The efficiency of novel enzymes in the removal of thermophilic bacilli biofilms from a stainless steel surface : a thesis presented in partial fulfilment of the requirements for the degree of Master of Food Technology, Massey University, Palmerston North
Background: Biofilms, an agglomerated microbial association produced from adherence of bacterial cells on a surface, pose substantial bacterial contaminations in the dairy industry. In particular, spore-forming thermophilic bacilli, which survive heat treatments, have been identified to be the abundant biofilm formers and contaminants in dairy products. The conventional cleaning regime, Clean-In-Place (CIP), widely adopted in the industry has been proven to lack hygienic performance on the removal of these biofilms. As a sustainable alternative, more researchers have been investigating enzymes such as proteases and amylase to use as a cleaner in the recent years. However, the majority of the studies conducted have cantered around the use of amylase and proteases at a basic pH at around 60°C on non-spore forming mesophilic or psychrophilic biofilms. Aim: To examine the efficacy of novel enzymes (protease, amylase and endoglucanase) at an acidic pH and high temperature (85°C) in the removal of thermophilic bacilli biofilms (A. flavithermus, B. licheniformis and G. stearothermophilus) from a stainless steel surface.
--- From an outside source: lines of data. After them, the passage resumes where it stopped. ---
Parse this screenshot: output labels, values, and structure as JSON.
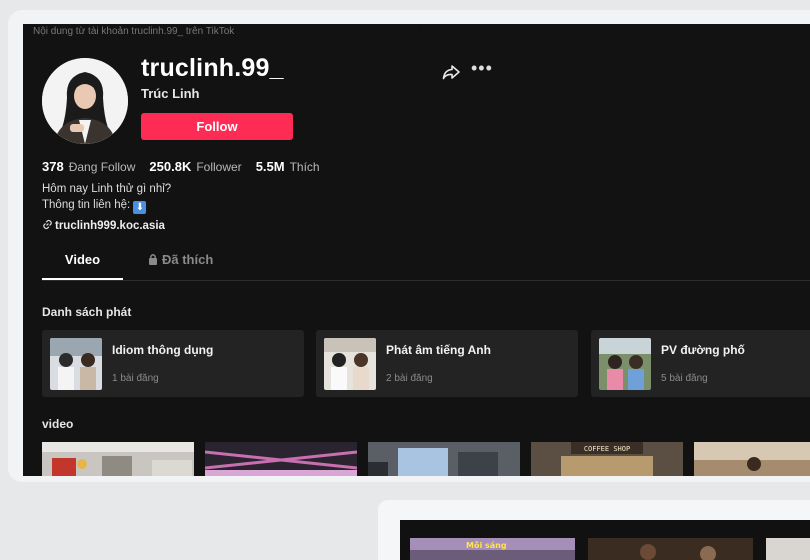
{
  "profile": {
    "top_line": "Nội dung từ tài khoản truclinh.99_ trên TikTok",
    "username": "truclinh.99_",
    "display_name": "Trúc Linh",
    "follow_label": "Follow",
    "stats": {
      "following_value": "378",
      "following_label": "Đang Follow",
      "followers_value": "250.8K",
      "followers_label": "Follower",
      "likes_value": "5.5M",
      "likes_label": "Thích"
    },
    "bio_line1": "Hôm nay Linh thử gì nhỉ?",
    "bio_line2": "Thông tin liên hệ:",
    "link": "truclinh999.koc.asia"
  },
  "tabs": {
    "video": "Video",
    "liked": "Đã thích"
  },
  "playlists": {
    "title": "Danh sách phát",
    "items": [
      {
        "title": "Idiom thông dụng",
        "count": "1 bài đăng"
      },
      {
        "title": "Phát âm tiếng Anh",
        "count": "2 bài đăng"
      },
      {
        "title": "PV đường phố",
        "count": "5 bài đăng"
      }
    ]
  },
  "videos": {
    "title": "video",
    "thumb_texts": [
      "COFFEE SHOP"
    ],
    "lower_thumb_texts": [
      "Mỗi sáng"
    ]
  },
  "icons": [
    "share-icon",
    "more-icon",
    "lock-icon",
    "link-icon",
    "down-arrow-emoji-icon"
  ],
  "colors": {
    "accent": "#fe2c55",
    "background": "#121212",
    "card": "#232323"
  }
}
Methods and results: A. flavithermus, B. licheniformis and G. stearothermophilus were initially screened for strong biofilm forming strains. Using Plackett-Burman experimental design, enzymes were screened on the strains on stainless steel coupons determined by plate and spore counts, and impedance microbiology. Following statistical analysis, amylase and protease for A. flavithermus, and protease and endoglucanase for G. stearothermophilus were found to be significant in reducing bacterial cells. As no statistical analysis could be performed on B. licheniformis with the data obtained, protease and amylase were selected to be tested on B. licheniformis strains for further microscopy analysis. The enzymes were further examined on biofilms developed in a biofilm reactor in a batch mode based on plate and spore counts, impedance microbiology and microscopic techniques (epifluorescence microscopy and Scanning Electron Microscopy). The results demonstrated the efficiencies of amylase, protease, and the combination of amylase and protease for A. flavithermus and B. licheniformis, and endoglucanase for G. stearothermophilus. As a conformational experiment, the enzymes were investigated on the removal of biofilms formed in the continuous flow biofilm reactors, and the results confirmed and attested to the efficiencies of the enzymes. Conclusions: The results revealed that amylase, protease (CB14057) and the combination of amylase and protease for A. flavithermus and B. licheniformis, and endoglucanase (CB13961) for G. stearothermophilus had a significant impact on reducing biofilm cells (2-3 log reduction depending on the flow system adopted) and Extracellular Polysaccharides Substances (EPS). Significance and impact of the study: The present study widens the knowledge in the role of enzymes on the removal of spore-forming thermophilic bacilli biofilms in dairy processing. The structures and biofilm matrices of the tested thermophiles are yet to be known, however, this will form the basis of the future research directions.